* _Instructions for the task_: Please output every line of the material as it stands, without the pictures.

* _Recorded data_:
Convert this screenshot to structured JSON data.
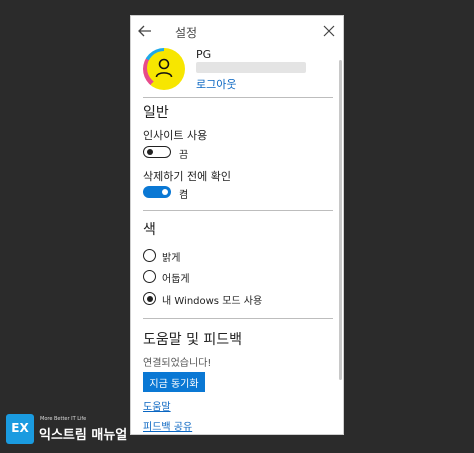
{
  "window": {
    "title": "설정"
  },
  "profile": {
    "name": "PG",
    "signout_label": "로그아웃"
  },
  "general": {
    "heading": "일반",
    "insights": {
      "label": "인사이트 사용",
      "state": "끔",
      "enabled": false
    },
    "delete_confirm": {
      "label": "삭제하기 전에 확인",
      "state": "켬",
      "enabled": true
    }
  },
  "color": {
    "heading": "색",
    "options": [
      {
        "label": "밝게",
        "selected": false
      },
      {
        "label": "어둡게",
        "selected": false
      },
      {
        "label": "내 Windows 모드 사용",
        "selected": true
      }
    ]
  },
  "help": {
    "heading": "도움말 및 피드백",
    "status": "연결되었습니다!",
    "sync_button": "지금 동기화",
    "help_link": "도움말",
    "feedback_link": "피드백 공유"
  },
  "watermark": {
    "logo_mark": "EX",
    "tagline": "More Better IT Life",
    "name": "익스트림 매뉴얼"
  },
  "colors": {
    "accent": "#0a78d4",
    "link": "#0a66c2",
    "background": "#2b2b2b"
  }
}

* _Result of this exercise_:
Convert this screenshot to structured JSON data.
{
  "window": {
    "title": "설정"
  },
  "profile": {
    "name": "PG",
    "signout_label": "로그아웃"
  },
  "general": {
    "heading": "일반",
    "insights": {
      "label": "인사이트 사용",
      "state": "끔",
      "enabled": false
    },
    "delete_confirm": {
      "label": "삭제하기 전에 확인",
      "state": "켬",
      "enabled": true
    }
  },
  "color": {
    "heading": "색",
    "options": [
      {
        "label": "밝게",
        "selected": false
      },
      {
        "label": "어둡게",
        "selected": false
      },
      {
        "label": "내 Windows 모드 사용",
        "selected": true
      }
    ]
  },
  "help": {
    "heading": "도움말 및 피드백",
    "status": "연결되었습니다!",
    "sync_button": "지금 동기화",
    "help_link": "도움말",
    "feedback_link": "피드백 공유"
  },
  "watermark": {
    "logo_mark": "EX",
    "tagline": "More Better IT Life",
    "name": "익스트림 매뉴얼"
  },
  "colors": {
    "accent": "#0a78d4",
    "link": "#0a66c2",
    "background": "#2b2b2b"
  }
}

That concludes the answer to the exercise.